I’m writing. Banging away on those keys. I have a splinter in my right middle finger, it pierced through the nail while I was sleeping, which I didn’t even think was possible, but I woke up with it in there and now I have a nasty blood blister. That makes typing quite painful, like having a needle under my fingernail and then punching it repeatedly. Not recommended.
I have read some amazing books of late. That’s the thing I do, besides writing and crying about my splinter. If you read these, your life will be better than it was when you hadn’t read them, and what a sad time that was.
The Death of Bees
I’ve been told this is a young adult book. It’s narrated by young adults, true, but the content is very mature. Confronting and sad. Gutsy and real. I cried, for the characters in the book and then for the kids that actually live this existence day to day.
Now it’s nominated for the Commonwealth Book Prize and rightly so. It will punch you right in the face and not even give you a tissue to wipe your bleeding, sad nose.
Krissy Kneen is primarily a writer of erotica, and perhaps that’s why she’s able to tap into human ferocity and passion so ably. I read this story quickly, in case I became trapped inside. It is a remarkably deft look at way our brain works, and how readily we believe what he has to say.

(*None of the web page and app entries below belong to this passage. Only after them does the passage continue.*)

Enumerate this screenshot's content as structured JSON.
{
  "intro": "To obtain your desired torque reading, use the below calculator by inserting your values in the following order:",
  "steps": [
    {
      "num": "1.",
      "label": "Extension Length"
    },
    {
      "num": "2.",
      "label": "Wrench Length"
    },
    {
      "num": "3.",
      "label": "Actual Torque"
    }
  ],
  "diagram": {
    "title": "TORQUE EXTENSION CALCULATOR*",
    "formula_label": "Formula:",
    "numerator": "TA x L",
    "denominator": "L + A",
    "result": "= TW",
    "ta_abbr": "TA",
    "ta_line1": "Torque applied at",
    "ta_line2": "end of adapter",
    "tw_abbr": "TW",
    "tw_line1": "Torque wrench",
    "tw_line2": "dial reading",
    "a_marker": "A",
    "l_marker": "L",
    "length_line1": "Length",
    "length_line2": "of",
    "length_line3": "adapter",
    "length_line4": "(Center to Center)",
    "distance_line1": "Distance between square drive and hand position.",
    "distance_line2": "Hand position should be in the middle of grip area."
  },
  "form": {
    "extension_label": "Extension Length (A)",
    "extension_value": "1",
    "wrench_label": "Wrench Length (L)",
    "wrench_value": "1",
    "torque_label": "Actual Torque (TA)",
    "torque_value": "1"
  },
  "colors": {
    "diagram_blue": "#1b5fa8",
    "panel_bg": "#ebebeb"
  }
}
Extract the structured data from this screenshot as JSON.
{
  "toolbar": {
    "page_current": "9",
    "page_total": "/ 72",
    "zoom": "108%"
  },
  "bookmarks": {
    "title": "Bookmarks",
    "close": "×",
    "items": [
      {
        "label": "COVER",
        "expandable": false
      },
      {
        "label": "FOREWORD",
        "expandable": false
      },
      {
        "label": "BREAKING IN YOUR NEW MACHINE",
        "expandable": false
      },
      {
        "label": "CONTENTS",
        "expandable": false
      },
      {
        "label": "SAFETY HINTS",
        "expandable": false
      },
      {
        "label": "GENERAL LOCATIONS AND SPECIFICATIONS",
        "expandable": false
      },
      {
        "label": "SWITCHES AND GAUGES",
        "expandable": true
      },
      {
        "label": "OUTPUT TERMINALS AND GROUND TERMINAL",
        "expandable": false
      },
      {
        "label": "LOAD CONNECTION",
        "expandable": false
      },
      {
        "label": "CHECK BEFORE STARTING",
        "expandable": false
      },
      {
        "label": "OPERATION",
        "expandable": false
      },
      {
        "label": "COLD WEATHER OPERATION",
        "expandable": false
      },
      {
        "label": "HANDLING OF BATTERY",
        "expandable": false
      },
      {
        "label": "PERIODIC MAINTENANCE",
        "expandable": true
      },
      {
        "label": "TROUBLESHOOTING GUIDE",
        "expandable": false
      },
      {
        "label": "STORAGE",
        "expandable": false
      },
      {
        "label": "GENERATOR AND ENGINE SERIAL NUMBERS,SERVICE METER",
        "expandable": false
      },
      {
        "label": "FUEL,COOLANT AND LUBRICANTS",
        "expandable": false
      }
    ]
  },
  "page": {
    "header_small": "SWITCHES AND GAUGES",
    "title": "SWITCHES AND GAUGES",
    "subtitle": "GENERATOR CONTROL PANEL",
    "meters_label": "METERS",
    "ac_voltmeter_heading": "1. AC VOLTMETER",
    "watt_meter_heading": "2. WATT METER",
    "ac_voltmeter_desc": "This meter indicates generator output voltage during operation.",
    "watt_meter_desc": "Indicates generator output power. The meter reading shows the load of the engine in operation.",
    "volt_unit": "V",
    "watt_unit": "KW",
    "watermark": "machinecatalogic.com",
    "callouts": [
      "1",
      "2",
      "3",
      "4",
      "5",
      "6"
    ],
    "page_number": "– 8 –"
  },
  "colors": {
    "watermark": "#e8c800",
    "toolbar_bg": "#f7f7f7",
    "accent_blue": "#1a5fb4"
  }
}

I read and read until my eyes were on fire. Then I sat in a quiet room with my mouth in an ‘O’ shape until someone I don’t know came and shook me for a while.
And here’s a scene from my work in progress, for you, and also for me, to keep me accountable to the internet.
There is a park at the end of the street, dark with the shadows of plane trees. I take my tired feet there on Wednesdays and Thursdays, after my shift at the fruit shop is over and I’ve escaped Steve Velidas for another day. Beneath the concrete bridge, a storm water drain curves its way through the suburbs, a dank snake.
I love it there, the way the air clings to the walls in moss and mildew. In the summer, when the drought is in full swing, it catches the updraft and the wind shoots through cool and black. I lean into the bend and roll cigarettes for my friends, Joe and Ahmed. Joe because the arthritis has transformed his hands into hooked claws. And Ahmed because he doesn’t have any.
The day the kid drowns, we all stand at the tunnel entrance and cross our arms. Rain churns like the sea, rising to the top. Reckon you’d hafta hold yer breath for six minutes if you was gonna make it out the other side, Joe says. Took everything, spray cans an’ all. His cigarette hisses as it hits the water. Someone should call his mother, I say, but we’ve pooled our change for a Chiko roll, and besides, no one knows whether he has a mother. So we sit in the dull street light until the water has eased and the tunnel is clear enough for sleep and my friends begin to slip away. La nina, someone says.
I get home after midnight. Sarah is curled into a caterpillar on the cot, her back to the wind. Sarah, I say, something bad happened today. Her body moves beneath the thin blanket. Yeah, well, mama’s gone out, she says, and I say a little prayer for the kid in the drain, and another one for me.